CIA visit because it would comprom
ise the freedom of the campus.
"It is the business of the chancellor
to protect liberty and not to com
promise it," Fordham said. "I am not
judging the people who come here."
have reviewed the plans for Burnout
and said they do not oppose the event.
The golf course sponsors an annual
tournament on the same Friday as
the Burnout event, but Burnout
organizers have delayed the party's
proposed starting time in order to
accommodate the golf tournament.
The fraternity has also made plans
to have traffic and parking monitored

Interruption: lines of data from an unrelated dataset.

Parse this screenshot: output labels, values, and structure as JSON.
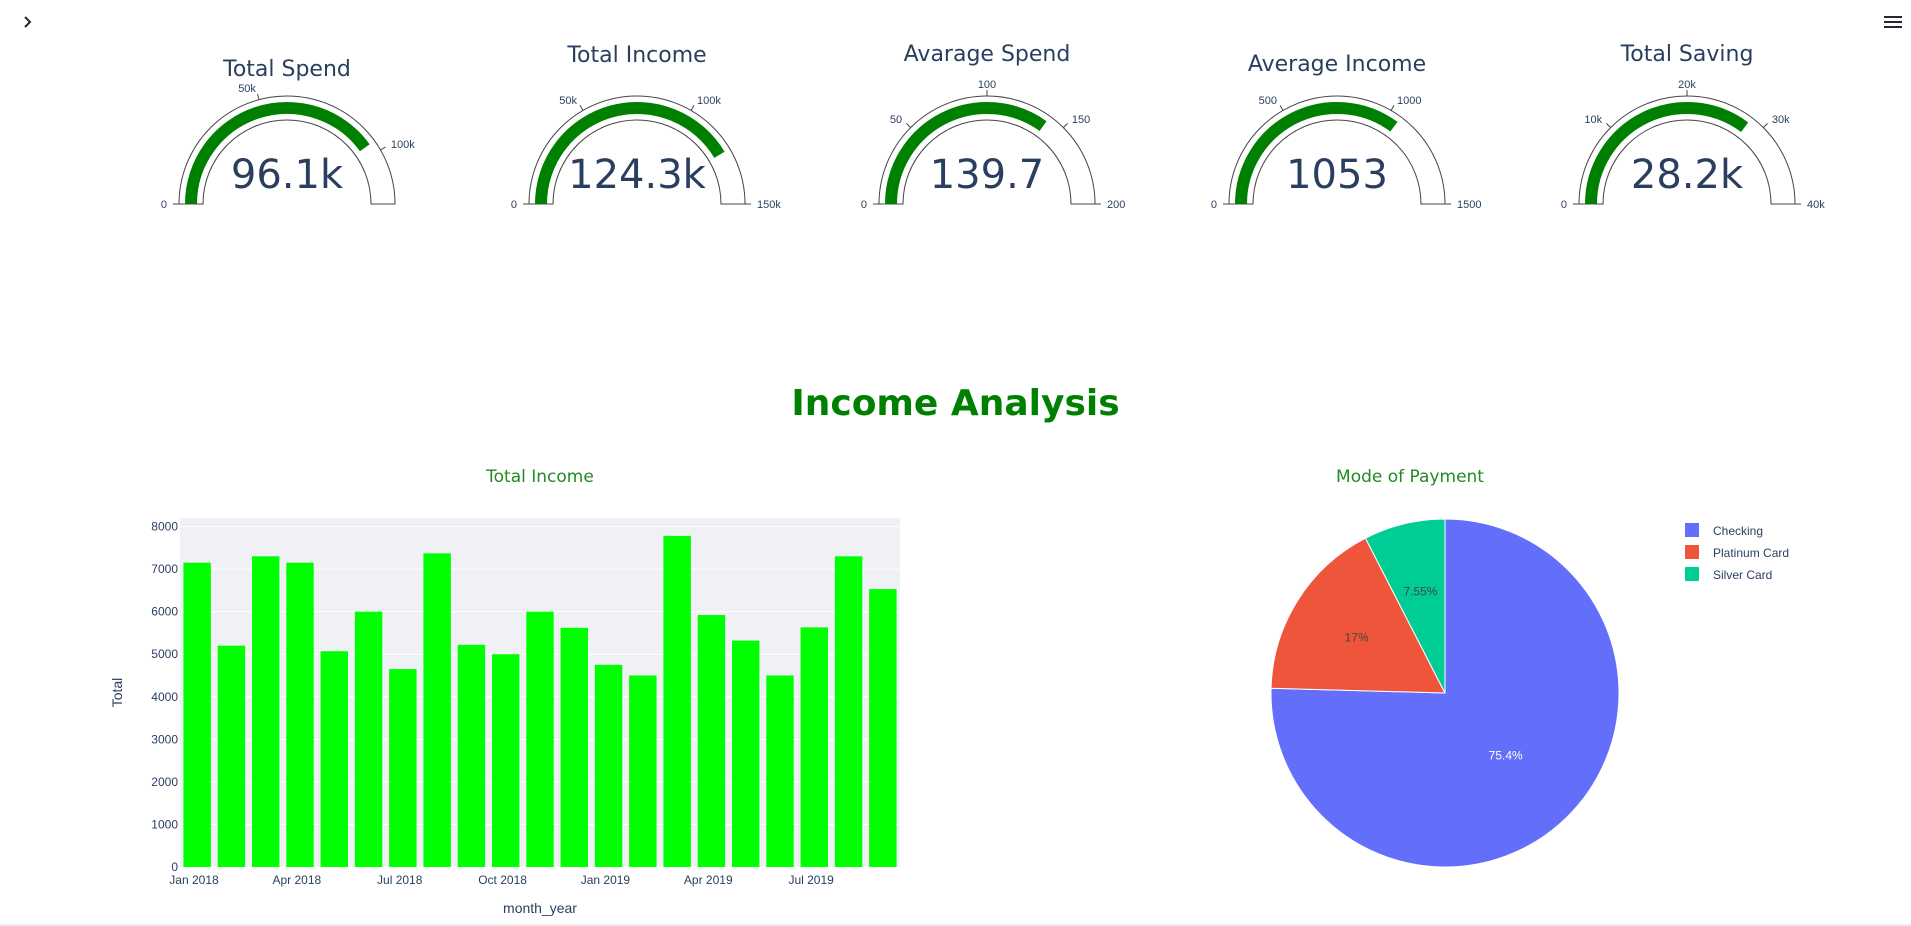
{
  "icons": {
    "expand": "chevron-right-icon",
    "menu": "hamburger-menu-icon"
  },
  "colors": {
    "gauge_bar": "#008000",
    "section_title": "#008000",
    "chart_title": "#228b22",
    "bar_fill": "#00ff00",
    "plot_bg": "#f0f1f5",
    "pie": [
      "#636efa",
      "#ef553b",
      "#00cc96"
    ]
  },
  "gauges": [
    {
      "title": "Total Spend",
      "value": 96.1,
      "display": "96.1k",
      "max": 120,
      "ticks": [
        "0",
        "50k",
        "100k"
      ],
      "tick_values": [
        0,
        50,
        100
      ]
    },
    {
      "title": "Total Income",
      "value": 124.3,
      "display": "124.3k",
      "max": 150,
      "ticks": [
        "0",
        "50k",
        "100k",
        "150k"
      ],
      "tick_values": [
        0,
        50,
        100,
        150
      ]
    },
    {
      "title": "Avarage Spend",
      "value": 139.7,
      "display": "139.7",
      "max": 200,
      "ticks": [
        "0",
        "50",
        "100",
        "150",
        "200"
      ],
      "tick_values": [
        0,
        50,
        100,
        150,
        200
      ]
    },
    {
      "title": "Average Income",
      "value": 1053,
      "display": "1053",
      "max": 1500,
      "ticks": [
        "0",
        "500",
        "1000",
        "1500"
      ],
      "tick_values": [
        0,
        500,
        1000,
        1500
      ]
    },
    {
      "title": "Total Saving",
      "value": 28.2,
      "display": "28.2k",
      "max": 40,
      "ticks": [
        "0",
        "10k",
        "20k",
        "30k",
        "40k"
      ],
      "tick_values": [
        0,
        10,
        20,
        30,
        40
      ]
    }
  ],
  "section": {
    "title": "Income Analysis"
  },
  "chart_data": [
    {
      "type": "bar",
      "title": "Total Income",
      "xlabel": "month_year",
      "ylabel": "Total",
      "categories": [
        "2018-01",
        "2018-02",
        "2018-03",
        "2018-04",
        "2018-05",
        "2018-06",
        "2018-07",
        "2018-08",
        "2018-09",
        "2018-10",
        "2018-11",
        "2018-12",
        "2019-01",
        "2019-02",
        "2019-03",
        "2019-04",
        "2019-05",
        "2019-06",
        "2019-07",
        "2019-08",
        "2019-09"
      ],
      "values": [
        7150,
        5200,
        7300,
        7150,
        5070,
        6000,
        4650,
        7370,
        5220,
        5000,
        6000,
        5620,
        4750,
        4500,
        7780,
        5920,
        5320,
        4500,
        5630,
        7300,
        6530
      ],
      "ylim": [
        0,
        8200
      ],
      "yticks": [
        0,
        1000,
        2000,
        3000,
        4000,
        5000,
        6000,
        7000,
        8000
      ],
      "xticks": [
        {
          "at": "2018-01",
          "label": "Jan 2018"
        },
        {
          "at": "2018-04",
          "label": "Apr 2018"
        },
        {
          "at": "2018-07",
          "label": "Jul 2018"
        },
        {
          "at": "2018-10",
          "label": "Oct 2018"
        },
        {
          "at": "2019-01",
          "label": "Jan 2019"
        },
        {
          "at": "2019-04",
          "label": "Apr 2019"
        },
        {
          "at": "2019-07",
          "label": "Jul 2019"
        }
      ]
    },
    {
      "type": "pie",
      "title": "Mode of Payment",
      "labels": [
        "Checking",
        "Platinum Card",
        "Silver Card"
      ],
      "values": [
        75.4,
        17,
        7.55
      ],
      "text": [
        "75.4%",
        "17%",
        "7.55%"
      ],
      "legend": "top-right"
    }
  ]
}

on roads running through the golf
UNC faculty criticize
system's drug policy
By MARK FOLK
The Faculty Council passed a
resolution Friday condemning the
Board of Governors system-wide
drug policy for being too punitive.
The penalties outlined in the
BOG system-wide drug policy,
adopted in January, limit the
power of campus-level administra
tors, the resolution said.
Craig Calhoun, associate pro
fessor of sociology and author of
the faculty resolution, said he
thinks the policy should be more
"This policy promotes punish
ment and retribution instead of
educational needs," Calhoun said.
"It also reduces the authqrity that
administrators should have."
The BOG policy, which affects
all 16 campuses in the UNC
system, calls on each university to
develop its own drug policy,
subject to minimum standards.
The minimum standards out
it. Bob Dylan
r-i i n i1 iniifm uin'i mat
Business Advertising 962-1163
it is," Wileman said. "He (Brown) is
a very decent chap, but I think we
need a little more than that. He wants
us to be happy and he wants the
provost to happy. Those objectives
are at odds.
"Something has to give, and we
need a leader to make things give.
They wish the School of Education
would get its act together. If the dean
can do that, (that's) anybody's guess."
The report recommended changing
the mission of the school and decreas
ing the number of graduate students
enrolled in the school.
"We needed to make a decision on
See EDUCATION page 3
The committee members will stop
fasting Tuesday, said Amy Thomp
son, a committee member who has
been fasting since Feb. 9.
CIA recruiters called Kenneth
Broun, dean of the School of Law,
late Friday afternoon to cancel their
visit, Boulton said. Because Broun
was sick on Friday, no one was told
about the call until today when Broun
told Boulton, he said.
"I don't know for a fact why they
were motivated to change their
minds, but usually when there have
been anti-CIA protests on campus
they decide to interview off campus,"
The CIA made the decision to
interview off campus independently
without University influence
despite the requests of the fasters,
"The University is never in a
position to ban any legitimate organ
izations from coming," he said. "I
admire and respect their (the fasters1)
sincerity and deep feelings, but at the
See CIA page 8
Mahoney said that Highway 54
and Finley Road will be roped off
to control the traffic during the party.
Buses will run to four pick-up points
on campus every 15 minutes to bring
people to the party.
Taylor said town staff are still
concerned about the size and scale
of the event even though they support
Burnout's purpose, which is to raise
money for the North Carolina Burn
lined in the policy are determined
by the substances involved, in
accordance with the different
classes of drugs listed in the N.C.
The minimum penalty for stu
dents and employees caught traf
ficking drugs in Schedules I and
II, like cocaine, heroin or opium,
is suspension from enrollment or
employment for one semester.
The minimum penalty for stu
dents and employees caught traf
ficking Schedule III or IV drugs,
like marijuana or codeine, is
probation for a period to be
decided depending on each case.
The council's resolution also
claims the policy neglects "the fact
that the campus already had an
effective and appropriate drug
Although UNC-CH has never
had a specific drug policy, there
are two paragraphs about the
See DRUG POLICY page 3